Welcome to RPG Corner, a place where you can share your knowledge and thoughts of the Role Playing Game world. Each week we will have a new topic to discuss, so feel free to talk it up, make suggestions, post images, and have a good time.
This week's topic is randomness and ignorance.
In a very interesting post, James Maliszewski of "Grognardia" talks about the referee of a live RPG as a player instead of an omniscient overlord:
I guess all I'm really saying is that I like playing games whose mechanical underpinnings afford the referee a greater scope to be a player of the game rather than its "master" (never mind "storyteller," "narrator," or anything of that sort). I think the shift away from that, which you can see even in late OD&D, is one I don't find especially congenial and that I've happily cast off.

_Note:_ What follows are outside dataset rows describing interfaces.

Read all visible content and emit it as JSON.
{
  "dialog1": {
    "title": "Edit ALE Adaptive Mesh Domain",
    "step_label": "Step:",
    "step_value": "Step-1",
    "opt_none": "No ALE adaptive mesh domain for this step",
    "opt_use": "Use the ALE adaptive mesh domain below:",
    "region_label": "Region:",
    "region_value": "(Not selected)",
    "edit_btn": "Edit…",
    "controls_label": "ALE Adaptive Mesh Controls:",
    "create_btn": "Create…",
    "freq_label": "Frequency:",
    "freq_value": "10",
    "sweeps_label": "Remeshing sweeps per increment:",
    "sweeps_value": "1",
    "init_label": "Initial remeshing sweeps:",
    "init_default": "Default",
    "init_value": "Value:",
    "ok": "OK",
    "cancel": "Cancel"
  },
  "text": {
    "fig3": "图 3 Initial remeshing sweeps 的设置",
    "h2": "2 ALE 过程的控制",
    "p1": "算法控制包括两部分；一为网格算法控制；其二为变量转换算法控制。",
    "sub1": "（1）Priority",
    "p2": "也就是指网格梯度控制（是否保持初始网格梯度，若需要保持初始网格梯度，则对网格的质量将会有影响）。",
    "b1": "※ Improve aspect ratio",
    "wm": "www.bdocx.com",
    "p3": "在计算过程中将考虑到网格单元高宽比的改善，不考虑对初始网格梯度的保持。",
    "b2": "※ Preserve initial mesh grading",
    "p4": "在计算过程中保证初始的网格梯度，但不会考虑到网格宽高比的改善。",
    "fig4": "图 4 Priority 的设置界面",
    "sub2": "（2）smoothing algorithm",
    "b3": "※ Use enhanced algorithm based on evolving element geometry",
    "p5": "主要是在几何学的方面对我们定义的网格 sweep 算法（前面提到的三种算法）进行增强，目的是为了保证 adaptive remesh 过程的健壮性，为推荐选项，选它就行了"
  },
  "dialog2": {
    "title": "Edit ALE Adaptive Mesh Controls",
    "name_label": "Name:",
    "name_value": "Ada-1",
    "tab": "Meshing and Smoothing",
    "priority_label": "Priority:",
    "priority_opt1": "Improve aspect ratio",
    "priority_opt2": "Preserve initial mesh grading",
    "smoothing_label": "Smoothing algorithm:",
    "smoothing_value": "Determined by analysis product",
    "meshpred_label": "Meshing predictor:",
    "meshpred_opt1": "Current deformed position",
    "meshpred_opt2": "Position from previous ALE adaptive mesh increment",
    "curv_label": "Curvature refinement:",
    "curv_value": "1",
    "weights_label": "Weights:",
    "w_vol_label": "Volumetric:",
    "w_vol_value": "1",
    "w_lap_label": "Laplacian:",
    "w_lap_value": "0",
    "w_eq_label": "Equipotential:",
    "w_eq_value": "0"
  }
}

Which, as someone who's been a Game Master before, I can tell you is definitely true. I think that's part of the core appeal of the RPG genre in general, again as James points out:
As I see it, a good part of the enjoyment in being a player in a RPG campaign stems from ignorance. You don't know the details of the adventures the referee has planned; you may not even know much about the wider setting in which those adventures are based. In many old school games, you don't even know what sort of character you'll be playing until you roll some dice and see. Over time and through play, all these instances of ignorance are lessened to some degree and the process of doing so leads to much fun.

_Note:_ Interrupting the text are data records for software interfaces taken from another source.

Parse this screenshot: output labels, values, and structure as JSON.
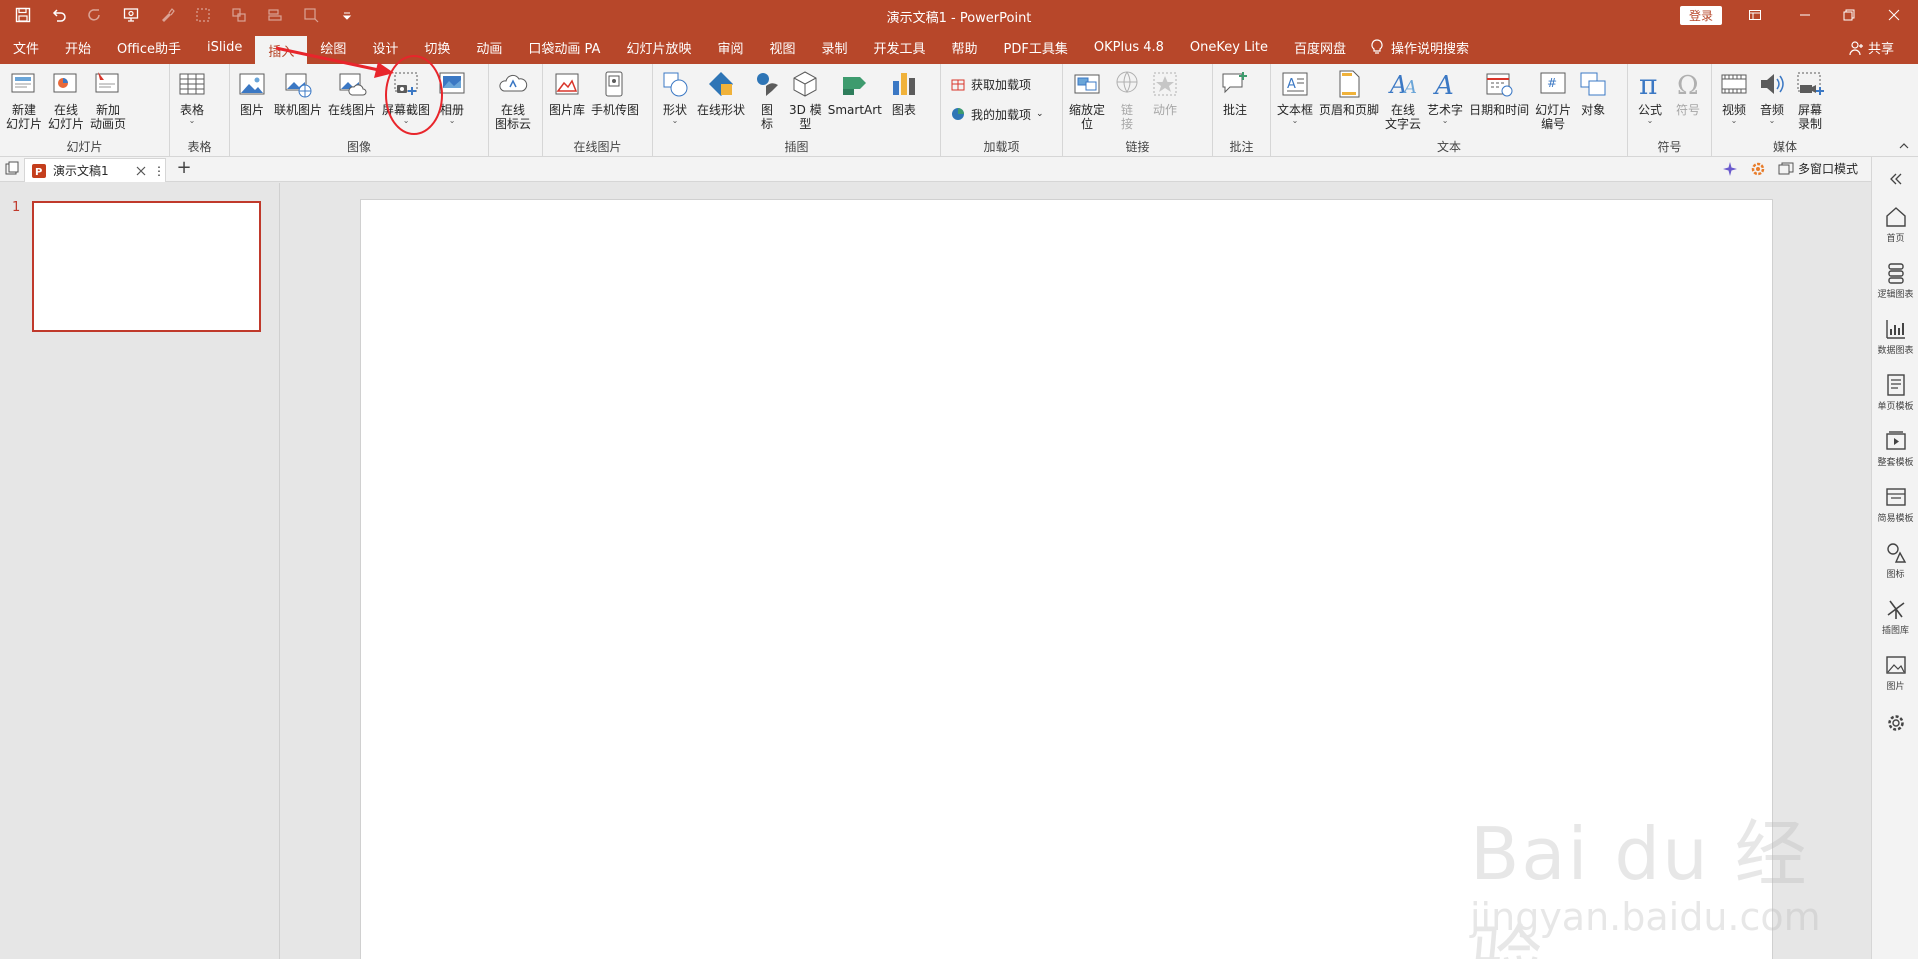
{
  "title_bar": {
    "document_title": "演示文稿1 - PowerPoint",
    "login_label": "登录",
    "qat_icons": [
      "save-icon",
      "undo-icon",
      "redo-icon",
      "present-icon",
      "brush-icon",
      "shape-icon",
      "group-icon",
      "align-icon",
      "sort-icon",
      "more-icon"
    ]
  },
  "tabs": [
    {
      "label": "文件"
    },
    {
      "label": "开始"
    },
    {
      "label": "Office助手"
    },
    {
      "label": "iSlide"
    },
    {
      "label": "插入",
      "active": true
    },
    {
      "label": "绘图"
    },
    {
      "label": "设计"
    },
    {
      "label": "切换"
    },
    {
      "label": "动画"
    },
    {
      "label": "口袋动画 PA"
    },
    {
      "label": "幻灯片放映"
    },
    {
      "label": "审阅"
    },
    {
      "label": "视图"
    },
    {
      "label": "录制"
    },
    {
      "label": "开发工具"
    },
    {
      "label": "帮助"
    },
    {
      "label": "PDF工具集"
    },
    {
      "label": "OKPlus 4.8"
    },
    {
      "label": "OneKey Lite"
    },
    {
      "label": "百度网盘"
    }
  ],
  "tell_me": "操作说明搜索",
  "share": "共享",
  "ribbon": {
    "slides": {
      "label": "幻灯片",
      "new_slide": "新建\n幻灯片",
      "online_slide": "在线\n幻灯片",
      "new_anim_page": "新加\n动画页"
    },
    "tables": {
      "label": "表格",
      "table": "表格"
    },
    "images": {
      "label": "图像",
      "picture": "图片",
      "linked_picture": "联机图片",
      "online_picture": "在线图片",
      "screenshot": "屏幕截图",
      "album": "相册"
    },
    "online_icon": {
      "icon_cloud": "在线\n图标云"
    },
    "online_pictures": {
      "label": "在线图片",
      "gallery": "图片库",
      "phone_pic": "手机传图"
    },
    "illustrations": {
      "label": "插图",
      "shapes": "形状",
      "online_shapes": "在线形状",
      "icons": "图\n标",
      "model3d": "3D 模\n型",
      "smartart": "SmartArt",
      "chart": "图表"
    },
    "addins": {
      "label": "加载项",
      "get_addins": "获取加载项",
      "my_addins": "我的加载项"
    },
    "links": {
      "label": "链接",
      "zoom": "缩放定\n位",
      "link": "链\n接",
      "action": "动作"
    },
    "comments": {
      "label": "批注",
      "comment": "批注"
    },
    "text": {
      "label": "文本",
      "textbox": "文本框",
      "header_footer": "页眉和页脚",
      "online_text_cloud": "在线\n文字云",
      "wordart": "艺术字",
      "date_time": "日期和时间",
      "slide_number": "幻灯片\n编号",
      "object": "对象"
    },
    "symbols": {
      "label": "符号",
      "equation": "公式",
      "symbol": "符号"
    },
    "media": {
      "label": "媒体",
      "video": "视频",
      "audio": "音频",
      "screen_record": "屏幕\n录制"
    }
  },
  "doc_tab": {
    "name": "演示文稿1",
    "multi_window": "多窗口模式"
  },
  "thumbnails": [
    {
      "number": "1"
    }
  ],
  "right_pane": [
    "首页",
    "逻辑图表",
    "数据图表",
    "单页模板",
    "整套模板",
    "简易模板",
    "图标",
    "插图库",
    "图片"
  ],
  "watermark": {
    "text": "Bai du 经验",
    "sub": "jingyan.baidu.com"
  },
  "colors": {
    "accent": "#b7472a",
    "annotation": "#e8252b"
  }
}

It's that gradual elimination of ignorance that's the hook for a lot of people, that sense of discovering the unknown, of unveiling hidden secrets, of finding out surprising and astonishing phenomena you'd never get to experience otherwise. Saying "I wonder what's over that next hill?" is about as fundamental a human sentiment as you can get, and truly great RPG experiences use that to great advantage.
But that can't be all that's going on, I would argue. If the gradual elimination of ignorance were enough, we'd just get together with our buddies to eat pizza, drink beer, and read through the latest Time Magazine, after all. No, the key element that has to be combined with that exploration is, quite simply, randomness. The old-school pen-and-paper (or increasingly, e-mail and play-by-post) RPG games I enjoy the most are the ones that feel like it's all being created more or less on the fly. That no one, not even the referee, really knows what's about to happen. Where one toss of the dice can determine your whole fate, whether what's over that hill is a baleful medusa ready to blast your whole party into stone, or a wealthy merchant looking for some adventurers to help him spend his coins.
Where randomness meets ignorance is scary when it comes to political elections, but the absolute core of good RPGs.
Which brings us to the discussion topic -- what's the most thrilling, random, exciting, totally unexpected thing that's ever happened to you while playing an RPG? The kind of thing that makes your hair stand on end, or your stomach get all fluttery, or causes everyone in the group to sit back in their chairs and say "Holy CRAP!!"
My example isn't all that crazy or thrilling, but it captured all those sensations and I still remember it after many years. We were playing Champions, with my buddy John as the GM. My character was "Cavalier!", this other-dimensional acrobat/martial-artist type who learned everything about America by watching movies from the "Action Adventure" section of a video store. We were under assault by the bad guys, some of whom were in jets. As they banked low to turn and head for home, Cavalier! decided he didn't want to let them get away, so I announced that he was going to teleport onto the canopy of one of the fighters.
I remember John just looking at me blankly, saying "He WHAT?!" It just came to me, and it seemed like something he'd do, so I went for it. I have the most vivid visual of this guy clinging to a plastic shell on a screaming jet fighter, bashing at the cockpit with his staff, and neither me nor John had any idea what to do about it.
That's classic RPG fun, to me, and the kind of thing it's hard to get anywhere else.
So now it's your turn! Share with us a story from your game-playing past that stands out in your memory as particularly random and fun. I look forward to hearing them!